Originally published as an album in 1957, Rails on the Prairie marks a historic departure for Lucky Luke. Until this point Morris had been both writing and drawing Lucky Luke. He was becoming ever more accomplished with his cartooning, and over eight previous books Lucky Luke had evolved into pretty much the look that’s defined him ever since, but writing wasn’t Morris’ strength. He could knock the gags together well enough for the serialised publication of Luke’s adventures, but the weakness of his narratives became apparent when the books were published and there was no weekly gap between sequences.

Oddly, given that they were both French speaking, Belgian cartoonist Maurice De Bevere first got to know French writer René Goscinny when they were both living in the USA. They were back in Europe when they decided to collaborate, and this was before Goscinny began writing Asterix.
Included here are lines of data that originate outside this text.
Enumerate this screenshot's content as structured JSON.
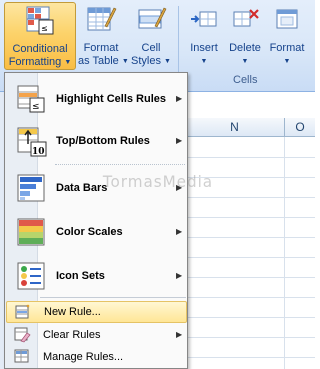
{
  "ribbon": {
    "conditional_formatting": {
      "line1": "Conditional",
      "line2": "Formatting",
      "icon": "conditional-formatting-icon"
    },
    "format_as_table": {
      "line1": "Format",
      "line2": "as Table",
      "icon": "format-as-table-icon"
    },
    "cell_styles": {
      "line1": "Cell",
      "line2": "Styles",
      "icon": "cell-styles-icon"
    },
    "insert": {
      "label": "Insert",
      "icon": "insert-cells-icon"
    },
    "delete": {
      "label": "Delete",
      "icon": "delete-cells-icon"
    },
    "format": {
      "label": "Format",
      "icon": "format-cells-icon"
    },
    "cells_group_label": "Cells"
  },
  "sheet": {
    "columns": [
      "N",
      "O"
    ]
  },
  "menu": {
    "items": [
      {
        "label": "Highlight Cells Rules",
        "has_submenu": true,
        "icon": "highlight-cells-rules-icon"
      },
      {
        "label": "Top/Bottom Rules",
        "has_submenu": true,
        "icon": "top-bottom-rules-icon"
      },
      {
        "label": "Data Bars",
        "has_submenu": true,
        "icon": "data-bars-icon"
      },
      {
        "label": "Color Scales",
        "has_submenu": true,
        "icon": "color-scales-icon"
      },
      {
        "label": "Icon Sets",
        "has_submenu": true,
        "icon": "icon-sets-icon"
      }
    ],
    "small_items": [
      {
        "label": "New Rule...",
        "highlighted": true,
        "icon": "new-rule-icon"
      },
      {
        "label": "Clear Rules",
        "has_submenu": true,
        "icon": "clear-rules-icon"
      },
      {
        "label": "Manage Rules...",
        "icon": "manage-rules-icon"
      }
    ]
  },
  "watermark": "TormasMedia",
  "colors": {
    "ribbon_bg": "#d9e7f8",
    "highlight": "#ffe696",
    "text_blue": "#15428b"
  }
}
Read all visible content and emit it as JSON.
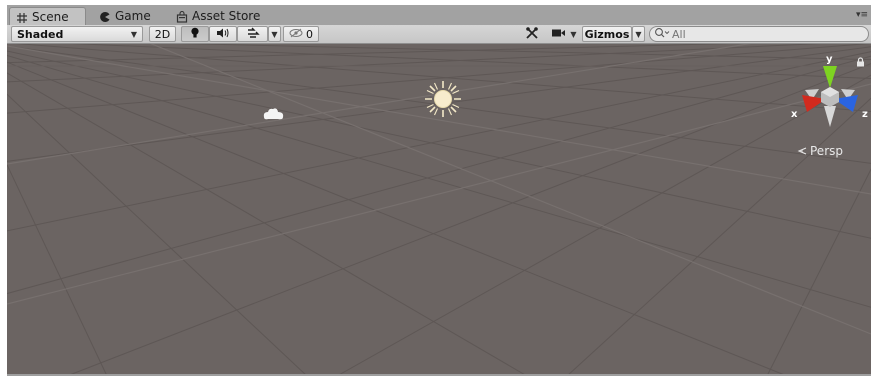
{
  "tabs": [
    {
      "label": "Scene",
      "icon": "grid-icon",
      "active": true
    },
    {
      "label": "Game",
      "icon": "pacman-icon",
      "active": false
    },
    {
      "label": "Asset Store",
      "icon": "shopping-bag-icon",
      "active": false
    }
  ],
  "toolbar": {
    "shading_mode": "Shaded",
    "mode_2d_label": "2D",
    "hidden_count": "0",
    "gizmos_label": "Gizmos",
    "search_placeholder": "All"
  },
  "viewport": {
    "projection_label": "Persp",
    "axis_labels": {
      "y": "y",
      "x": "x",
      "z": "z"
    },
    "background_color": "#6b6462",
    "axis_colors": {
      "x": "#d22a1e",
      "y": "#7ed321",
      "z": "#2a64e0"
    }
  }
}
Although far from the best of the work they’d go on to create together, this is already manifestly better than most of the Lucky Luke Morris produced alone. There’s a structure to the plot rather than just a series of gags strung together, and the gags are of a higher quality.
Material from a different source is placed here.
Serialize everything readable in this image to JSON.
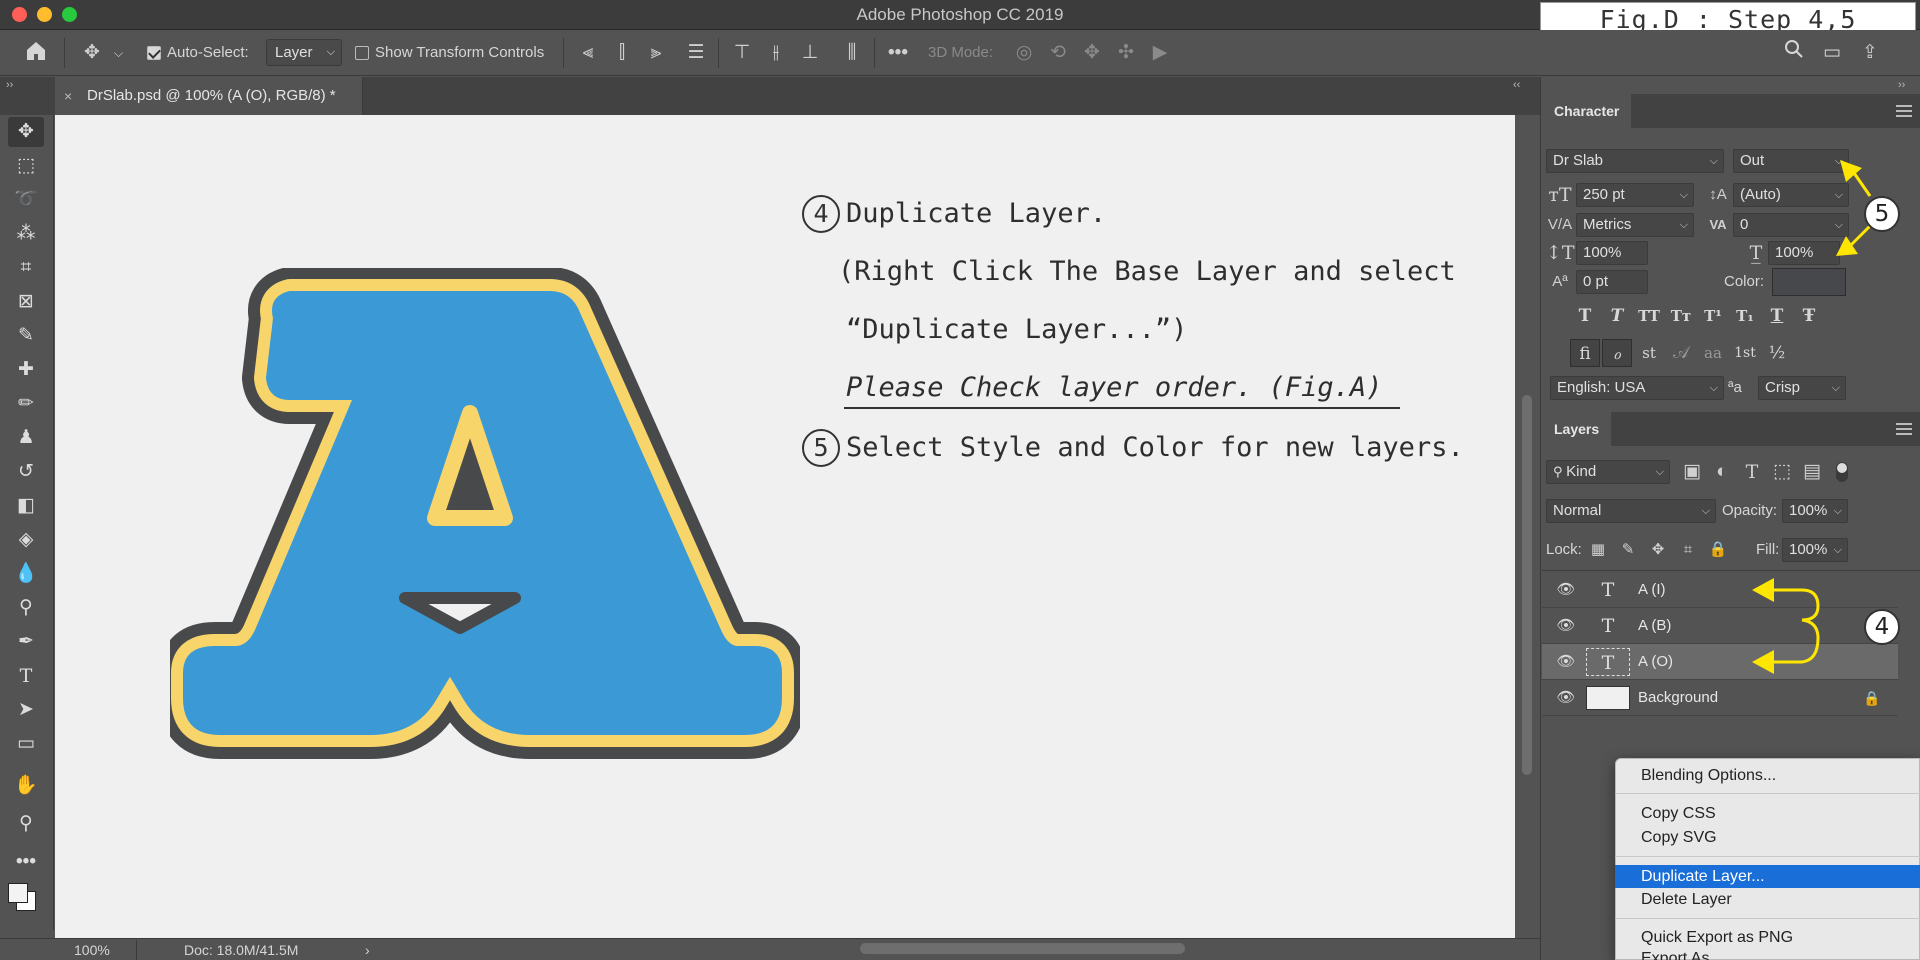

The crux of the matter is the efforts to have the railroad from the East of the USA connect with the tracks working their way in that direction from the West. There are powerful vested interests not wanting this to occur, and ensuring efforts are sabotaged. Luke’s involvement diminishes the problem, but eliminating it entirely is another matter. He encounters a hostile native population, hostile local communities, to say nothing of the problems thrown up by nature.
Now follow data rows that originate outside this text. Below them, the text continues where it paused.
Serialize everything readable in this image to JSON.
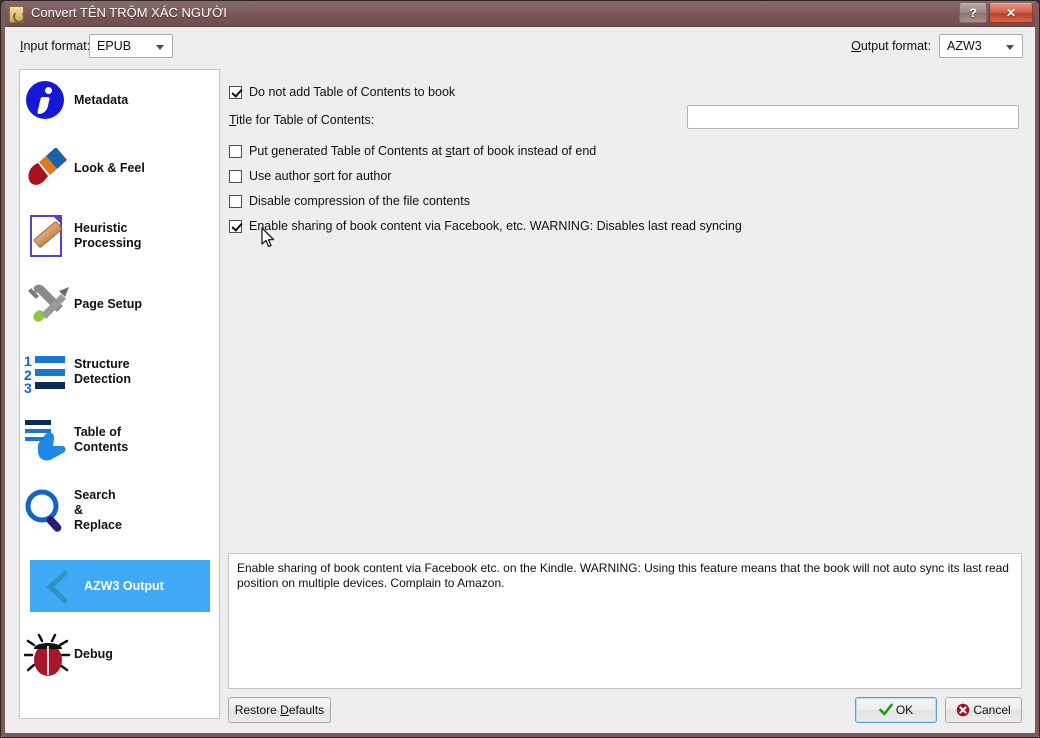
{
  "window": {
    "title": "Convert TÊN TRỘM XÁC NGƯỜI",
    "icon": "book-icon",
    "help_label": "?",
    "close_label": "✕",
    "accent_titlebar": "#7a5a5a",
    "accent_selected": "#3fa9f5"
  },
  "format_bar": {
    "input_label_prefix": "I",
    "input_label_rest": "nput format:",
    "input_value": "EPUB",
    "output_label_prefix": "O",
    "output_label_rest": "utput format:",
    "output_value": "AZW3"
  },
  "sidebar": {
    "items": [
      {
        "label": "Metadata",
        "icon": "info-icon",
        "selected": false
      },
      {
        "label": "Look & Feel",
        "icon": "paintbrush-icon",
        "selected": false
      },
      {
        "label": "Heuristic\nProcessing",
        "icon": "document-bandage-icon",
        "selected": false
      },
      {
        "label": "Page Setup",
        "icon": "wrench-screwdriver-icon",
        "selected": false
      },
      {
        "label": "Structure\nDetection",
        "icon": "numbered-list-icon",
        "selected": false
      },
      {
        "label": "Table of\nContents",
        "icon": "toc-hand-icon",
        "selected": false
      },
      {
        "label": "Search\n&\nReplace",
        "icon": "magnifier-icon",
        "selected": false
      },
      {
        "label": "AZW3 Output",
        "icon": "chevron-left-icon",
        "selected": true
      },
      {
        "label": "Debug",
        "icon": "ladybug-icon",
        "selected": false
      }
    ]
  },
  "options": {
    "checkboxes": [
      {
        "label": "Do not add Table of Contents to book",
        "checked": true
      },
      {
        "label": "Put generated Table of Contents at start of book instead of end",
        "checked": false,
        "accel_before": "Put generated Table of Contents at ",
        "accel": "s",
        "accel_after": "tart of book instead of end"
      },
      {
        "label": "Use author sort for author",
        "checked": false,
        "accel_before": "Use author ",
        "accel": "s",
        "accel_after": "ort for author"
      },
      {
        "label": "Disable compression of the file contents",
        "checked": false
      },
      {
        "label": "Enable sharing of book content via Facebook, etc. WARNING: Disables last read syncing",
        "checked": true
      }
    ],
    "toc_title_accel": "T",
    "toc_title_label_rest": "itle for Table of Contents:",
    "toc_title_value": "",
    "toc_title_placeholder": ""
  },
  "description": {
    "text": "Enable sharing of book content via Facebook etc.  on the Kindle. WARNING: Using this feature means that  the book will not auto sync its last read position  on multiple devices. Complain to Amazon."
  },
  "footer": {
    "restore_before": "Restore ",
    "restore_accel": "D",
    "restore_after": "efaults",
    "ok_label": "OK",
    "cancel_label": "Cancel"
  }
}
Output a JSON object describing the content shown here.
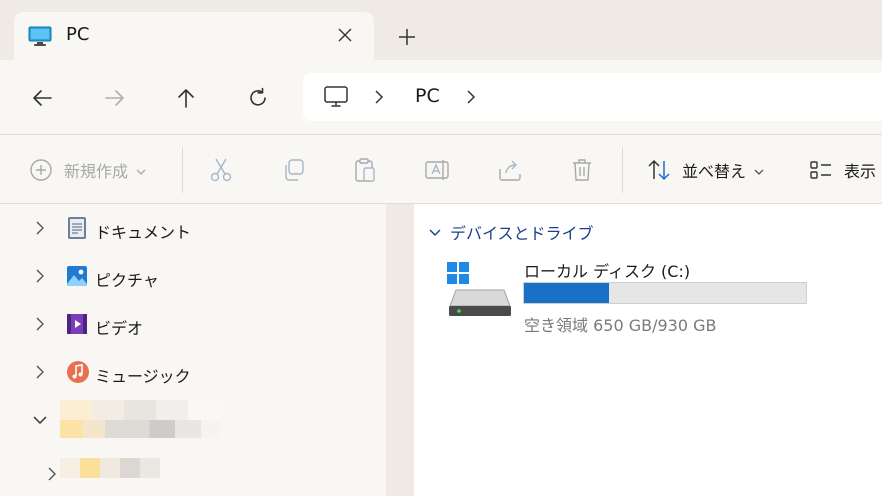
{
  "tab": {
    "title": "PC"
  },
  "address": {
    "crumb": "PC"
  },
  "commands": {
    "new": "新規作成",
    "sort": "並べ替え",
    "view": "表示"
  },
  "sidebar": {
    "items": [
      {
        "label": "ドキュメント",
        "icon": "documents-icon"
      },
      {
        "label": "ピクチャ",
        "icon": "pictures-icon"
      },
      {
        "label": "ビデオ",
        "icon": "videos-icon"
      },
      {
        "label": "ミュージック",
        "icon": "music-icon"
      }
    ]
  },
  "main": {
    "group_label": "デバイスとドライブ",
    "drives": [
      {
        "name": "ローカル ディスク (C:)",
        "space_text": "空き領域 650 GB/930 GB",
        "used_fraction": 0.3
      }
    ]
  },
  "colors": {
    "accent": "#1a6fc7",
    "group_header": "#1b3f8f",
    "window_bg": "#efeae4"
  }
}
Morris would have one further try at creating a Lucky Luke album on his own (The Bluefeet are Coming), before deciding his future lay in collaboration. He’d produce another 45 Lucky Luke books with Goscinny, beginning with Lucky Luke vs Joss Jamon, and there’s some irony in one of their final collaborations recycling elements of this plot. In The Singing Wire, it’s the coast to coast telegraph being sabotaged, but twenty years later Goscinny and Morris were such a class act that it’s a much better book.